Actually, Neil spent a large portion of the night just telling stories. He was a little rambly at times, but he has a sort of captivating charm such that you wouldn't want to miss any of the wisdom he might impart. Some of the stories were fairly interesting; he held up one of the guitars to show the work that had been done on it after a previous owner was shot while playing it. He also claimed that a hotel lobby wall with two buttons, labeled "Man" and "Maid", was the inspiration for a "A Man Needs a Maid". Other monologues were more humorous, such as his repeated comments about sleep, or political, such as his repeated comments about water. His best quote: "Sleep is great. Almost as much as water."

[Neil Young talking about his piano.]

As far as the setlist goes, I couldn't have asked for much more.
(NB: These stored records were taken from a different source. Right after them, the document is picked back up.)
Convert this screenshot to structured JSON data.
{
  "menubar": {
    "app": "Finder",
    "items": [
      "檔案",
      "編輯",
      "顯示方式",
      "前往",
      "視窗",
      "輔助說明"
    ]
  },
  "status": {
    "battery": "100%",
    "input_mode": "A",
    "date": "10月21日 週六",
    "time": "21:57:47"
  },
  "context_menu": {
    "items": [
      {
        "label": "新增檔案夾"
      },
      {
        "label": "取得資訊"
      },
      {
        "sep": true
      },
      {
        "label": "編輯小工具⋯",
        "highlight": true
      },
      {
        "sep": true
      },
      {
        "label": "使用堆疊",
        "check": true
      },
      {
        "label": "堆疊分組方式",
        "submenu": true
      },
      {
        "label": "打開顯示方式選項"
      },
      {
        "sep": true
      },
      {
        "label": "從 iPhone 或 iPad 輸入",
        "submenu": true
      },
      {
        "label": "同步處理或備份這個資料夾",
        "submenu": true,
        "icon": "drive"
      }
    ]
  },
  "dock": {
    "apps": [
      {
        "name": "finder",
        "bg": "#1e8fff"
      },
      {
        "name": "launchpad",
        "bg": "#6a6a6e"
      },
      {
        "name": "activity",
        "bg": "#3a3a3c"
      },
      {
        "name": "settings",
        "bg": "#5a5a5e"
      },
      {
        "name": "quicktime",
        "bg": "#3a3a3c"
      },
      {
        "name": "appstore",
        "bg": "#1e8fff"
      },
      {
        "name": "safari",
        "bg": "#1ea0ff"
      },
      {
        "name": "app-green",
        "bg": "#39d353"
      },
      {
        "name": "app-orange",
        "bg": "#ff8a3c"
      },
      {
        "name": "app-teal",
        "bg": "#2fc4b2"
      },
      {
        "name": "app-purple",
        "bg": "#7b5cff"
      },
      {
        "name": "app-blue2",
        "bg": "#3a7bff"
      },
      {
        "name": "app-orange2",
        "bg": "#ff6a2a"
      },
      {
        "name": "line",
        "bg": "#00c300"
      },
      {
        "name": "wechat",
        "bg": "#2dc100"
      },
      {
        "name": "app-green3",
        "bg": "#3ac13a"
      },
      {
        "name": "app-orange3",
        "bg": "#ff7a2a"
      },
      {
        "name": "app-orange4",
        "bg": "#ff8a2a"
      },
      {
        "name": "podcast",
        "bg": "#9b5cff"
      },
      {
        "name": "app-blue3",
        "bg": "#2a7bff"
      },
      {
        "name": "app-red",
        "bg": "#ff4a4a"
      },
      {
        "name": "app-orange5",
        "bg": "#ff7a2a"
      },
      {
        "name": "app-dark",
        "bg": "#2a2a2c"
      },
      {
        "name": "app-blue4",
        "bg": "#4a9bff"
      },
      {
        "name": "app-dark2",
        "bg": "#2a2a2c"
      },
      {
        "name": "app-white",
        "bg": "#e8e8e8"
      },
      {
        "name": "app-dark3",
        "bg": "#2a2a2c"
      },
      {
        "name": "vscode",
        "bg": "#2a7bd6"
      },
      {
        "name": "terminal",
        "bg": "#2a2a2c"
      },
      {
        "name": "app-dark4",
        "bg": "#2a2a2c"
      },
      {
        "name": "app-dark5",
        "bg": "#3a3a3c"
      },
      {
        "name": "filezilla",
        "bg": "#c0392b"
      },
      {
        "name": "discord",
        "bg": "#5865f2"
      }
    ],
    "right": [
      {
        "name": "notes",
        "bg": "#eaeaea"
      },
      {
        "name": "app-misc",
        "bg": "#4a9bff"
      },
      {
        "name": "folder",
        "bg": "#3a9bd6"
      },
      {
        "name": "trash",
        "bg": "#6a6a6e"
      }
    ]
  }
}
While he played a few songs I don't think are very special ("Philadelphia", "A Man Needs a Maid", "Harvest Moon"), he also did many of his best, including obvious crowd-pleasers ("Old Man", "Heart of Gold", "Ohio", "Southern Man") as well as excellent album cuts and obscurities. He even played what may be my personal favorite of his, "Pocahontas" (on a 12-string!). "Mr. Soul" was done on the pipe organ, giving it an odd drone feel not too distant from his electronic version on the wonderfully strange Trans album. "A Man Needs a Maid", while not one of my favorites, was given a more complicated arrangement in which Neil switched between the grand piano and a synthesizer for different sections.

The recent solo setlists have been notable for including several covers, but of course that's because he just recorded them for his new album. Hardin's "Reason to Believe" didn't seem anything special to me, but I thought Ochs's "Changes" was quite good and Lightfoot's "If You Could Read My Mind" was modestly good.

Some of the most special moments were the songs that Neil doesn't play very often. "Thrasher" is the most obvious – until this tour, it hadn't been played since the original Rust Never Sleeps tour in 1978. It's a great song with some of his best lyrics, and despite the adoration of the fans, Neil just doesn't play it. Since it has long been rumored to be about CSNY and Neil's departure from that scene in the 70s, it does not bode well that he has resurrected the song after a brief CSNY reunion and comments from Graham Nash that a full tour was not out of the question. All signs point to Neil not wanting to be tied down and held back, "lost in rock formations", or turned into "park bench mutations". Other lyrics include this: "So I got bored and left them there / They were just deadweight to me / Better down the road without that load".

A couple other songs were unexpected surprises as well. "Love in Mind" has been played very rarely since its Journey Through the Past tour debut in 1971, and the extended and political "Someday" was played only twice between its origins in the Freedom era (circa 1989) and this tour. Lastly, the solo acoustic version of "Cortez the Killer" has been fairly infrequent. The electric version is far more common, but I found this version quite compelling as well.

[Neil Young playing the tack piano.]

There was hardly a misstep during the whole show. Neil's banter may have been a little fragmented, and hecklers may have been a little annoying, but he didn't let any of that get him down. It's hard to make any other complaint. Neil played well, the venue was amazing (minus all the drunk people), the setlist was superb, and I was pleased that Neil hasn't toned down his politics. It's a rare opportunity to see such a renowned singer and songwriter in such good venue.

Score: A

P.S. Thanks to Alyssa and Cheryl!

1 comment:

Anonymous said...

I was at the first show with the hecklers. I enjoyed the show, except the hecklers and admit I was annoyed with Neil’s reaction as it seemed to punish all for the actions of 1 or 2.